I haven't seen the curriculum, so I can't say whether I think the curriculum is good or not. Personally, there are parts of my country's history of which I think reflect some of the better strains in human nature--the Marshall Plan, the treatment of Germany and Japan after World War II, and the women's suffrage movement, just to name a few. There are other episodes which, while they should be studied and understood, are hardly shining moments to look back on with satisfaction.
But the school board's goal here is pretty clearly problematic:
As currently outlined, the proposed panel in Jeffco will be charged with ensuring the course is aligned to Jeffco Public Schools’ standards, and is factual and taught without bias. But the panel is also supposed to make sure materials do not “encourage or condone civil disorder, social strife or disregard of the law,” and instructional materials “present positive aspects of the United States and its heritage.”Is the American War of Independence a good thing, or a bad thing? Because how do you study that without noting that it involved civil disorder, social strife, and disregard of the law? What about the civil rights movement? That came about because there was social strife, has as one of its central tactics a disregard for certain laws, which in turn resulted in civil disorder, partly as a result of the folks in charge not wanting to change the laws and practices to make them fair.
I understand that history is an inherently contentious subject. There are different ways of understanding the past, and which of those interpretations you go with has a lot to do with how you understand the present. So if we look at how this school board thinks the past should be taught, what do we learn about how they view the present?
School board member Julie Williams, who sponsored the proposal, said people have misinterpreted what she’s trying to do. She said she’s not trying to eliminate the facts of U.S. history but shares the concerns conservatives nationally have outlined – that AP History casts some parts of history in a negative light, such as the bombing of Hiroshima and slavery.With Hiroshima, I get that there's a positive case to be made: horrific though the bombing may have been, it saved the lives of many US military personnel who would have died in a conventional assault on the Japanese home islands, and it may even have, on balance, reduced the number of Japanese dead by shortening the war, and that in terms of extent of damage, the destruction at Hiroshima and Nagasaki wasn't significantly different from the effect on other Japanese cities that had already been fire-bombed. So I would have an issue with a history curriculum that didn't raise those kinds of arguments. Though I'd also want students to discuss the negative aspects of the decision.
But slavery? "Conservatives nationally" have concerns "that AP History casts some parts of history in a negative light, such as ... slavery." Is there a positive light to be cast on slavery? Would Ms. Williams care to let us in on what that positive light is?

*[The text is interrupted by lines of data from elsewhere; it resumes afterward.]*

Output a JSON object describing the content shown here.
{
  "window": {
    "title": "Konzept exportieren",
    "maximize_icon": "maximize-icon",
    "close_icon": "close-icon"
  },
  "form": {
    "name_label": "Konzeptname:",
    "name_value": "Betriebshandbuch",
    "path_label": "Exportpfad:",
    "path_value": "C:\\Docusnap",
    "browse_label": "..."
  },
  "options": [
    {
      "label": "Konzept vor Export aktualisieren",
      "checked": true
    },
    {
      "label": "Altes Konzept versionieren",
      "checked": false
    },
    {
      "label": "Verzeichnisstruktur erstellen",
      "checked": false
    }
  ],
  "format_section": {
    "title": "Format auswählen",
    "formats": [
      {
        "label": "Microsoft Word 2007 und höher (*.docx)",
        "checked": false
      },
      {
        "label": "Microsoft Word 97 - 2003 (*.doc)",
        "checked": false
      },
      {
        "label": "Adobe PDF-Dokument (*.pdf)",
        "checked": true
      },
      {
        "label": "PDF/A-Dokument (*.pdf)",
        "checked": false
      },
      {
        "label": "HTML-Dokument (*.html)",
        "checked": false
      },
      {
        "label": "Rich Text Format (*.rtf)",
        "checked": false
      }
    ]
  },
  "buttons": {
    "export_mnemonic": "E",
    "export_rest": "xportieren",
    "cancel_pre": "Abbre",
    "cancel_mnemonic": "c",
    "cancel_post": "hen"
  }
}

Lady, we fought a civil war over this, and the side built around the idea that slavery was good -- they lost.
Or at least I thought that's who lost, but there have been more and more incidents that make me wonder whether that's true.
Anyway, I think Ms. Williams has shown us which side of that war she would have been on. And I guess she would be happy to be able to invoke her proposed standards to be able to cast the civil rights movement as a bad thing.
But it's depressing. How are we supposed to have a meaningful discussion about anything if we can't even start from a common understanding that slavery was bad? How are you supposed to share a democracy with people who pine for the days when it was legal to own other people?